Could the circumstances of your child’s birth influence the name you choose?
There’s been no shortage of seasonal and holiday-themed name articles over the past few weeks. Surely, if you were whisked to the hospital on the back of a scooter and hadn’t yet settled on a middle name, your daughter could wind up christened Isabel Vespa. But how many parents deliberately choose seasonal appellations for a baby born in December? Is all that tinsel and mistletoe enough to make names like Merry or Belle seem better than Margaret or Brooke?
Seven years ago, I was due with my first child on Christmas Day. I can honestly say that, despite a struggle to settle on a middle name, we never considered Rudolph or Winter or Noel. But if I had it to do over again?
Here are eight names that caught my eye from this week’s baby name news, all of them rich with subtle, seasonal style, plus one truly timeless choice from Hollywood royalty.
Shepherd – Elea’s Advent Calendar at British Baby Names has proven thoroughly addicting. This is my favorite so far: Shepherd, a working name with some history of use, one that has lofty spiritual meaning while still feeling rustic and down-to-earth. Like the idea, but want something even less obvious? How about Asher, a name Syrian Christians associate with the Biblical flock-watchers.
Alcyone – Nope, that’s not a wacky re-spelling of Allison. It’s a name from Greek myth suggested by Isadora at Bewitching Baby Names. The short version is this: Alcyone’s husband died, but the gods had mercy, transforming the couple into a pair of kingfishers – or halcyons. The birds typically nest in the winter, during a period of calm weather beginning mid-December – peaceful, halcyon days.
Yule – Nook of Names published a lengthy list of seasonal appellations. I find this one intriguing – slightly less obvious than Noel or Natalie, but still a nod to the season. Then again, Yul – as in Russian-born actor Yul Brenner – is actually derived from the Russian version of Julius, and seems more suited to the month of the actor’s birth – July.
Carnelian – Marginamia suggested the name of this red stone, most likely for a girl. Carnelian is sometimes listed as a substitute for July’s birthstone, Ruby. If you’re disappointed to find that Ruby is so popular, I can almost guarantee that you’ll never meet another Carnelian. She’s outrageous at first glance, but if girls answer to Clementine and Cordelia, Jewel and Gemma, why not Carnelian?
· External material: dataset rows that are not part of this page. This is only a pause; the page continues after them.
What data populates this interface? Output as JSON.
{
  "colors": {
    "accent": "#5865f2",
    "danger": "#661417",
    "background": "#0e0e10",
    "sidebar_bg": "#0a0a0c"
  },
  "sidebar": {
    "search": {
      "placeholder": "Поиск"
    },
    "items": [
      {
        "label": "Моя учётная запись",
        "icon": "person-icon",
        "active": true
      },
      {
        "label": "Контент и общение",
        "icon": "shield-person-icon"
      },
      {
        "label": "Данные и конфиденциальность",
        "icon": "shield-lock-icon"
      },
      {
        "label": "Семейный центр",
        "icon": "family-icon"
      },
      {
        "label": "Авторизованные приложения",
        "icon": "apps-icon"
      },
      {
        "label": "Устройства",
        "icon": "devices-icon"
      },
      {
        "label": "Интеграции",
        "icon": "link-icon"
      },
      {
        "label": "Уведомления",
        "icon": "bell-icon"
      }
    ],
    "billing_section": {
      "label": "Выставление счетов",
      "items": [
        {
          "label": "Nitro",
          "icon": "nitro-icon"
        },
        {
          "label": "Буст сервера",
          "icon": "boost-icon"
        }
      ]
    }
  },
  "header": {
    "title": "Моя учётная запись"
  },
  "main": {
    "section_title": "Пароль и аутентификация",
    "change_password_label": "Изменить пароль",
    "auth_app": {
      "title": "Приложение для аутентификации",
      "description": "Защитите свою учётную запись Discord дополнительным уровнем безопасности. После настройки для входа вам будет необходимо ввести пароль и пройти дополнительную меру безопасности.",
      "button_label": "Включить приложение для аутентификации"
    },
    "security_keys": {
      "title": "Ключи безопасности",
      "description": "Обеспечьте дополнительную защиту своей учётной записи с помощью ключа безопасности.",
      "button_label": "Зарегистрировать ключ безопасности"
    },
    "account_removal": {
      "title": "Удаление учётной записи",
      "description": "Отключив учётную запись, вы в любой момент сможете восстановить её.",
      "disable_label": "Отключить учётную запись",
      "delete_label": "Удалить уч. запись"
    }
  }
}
Zuzu – Marginamia also mentioned Zuzu Bailey, the little scene-stealer from seasonal cinematic staple It’s a Wonderful Life, as did Linda in Friday’s post. Top Chef alum Tania Peterson welcomed a daughter called Zuzu Audrey earlier in 2011. Could this be her year?
Suzu – Sebastiane took a global perspective on the question, sourcing names from a broad range of cultures. I’m drawn to Suzu, a Japanese name that means bell – and feels appropriately close to little Miss Bailey’s appellation, too!
Courage – It isn’t specifically seasonal, but Anna spotted this one on the baby picked to star in a local Nativity Play – Hosea Courage. While using the middle name Danger feels like a punch line, Courage seems aspirational, and “neo-Puritan,” to borrow Anna’s description.
Ballerina – Been to the ballet yet this season? Many families count a holiday trip to see The Nutcracker as a favorite tradition. Jeremy Sisto gave this frilly, feminine middle name to his daughter – along with the boy first name Charlie. News that he and wife Addie are now expecting a son prompted a revisit of his daughter’s daring name.
Helen Grace – On the other hand, Robert DeNiro’s choice was as classic as it gets. He and wife Grace are also parents to son Elliot, and Robert has four children from previous relationships: Drena, Raphael, Julian, and Aaron. Helena and Elena might be more popular, but there’s something rock-solid – and very appealing – about Helen.
Spotted any interesting names this week?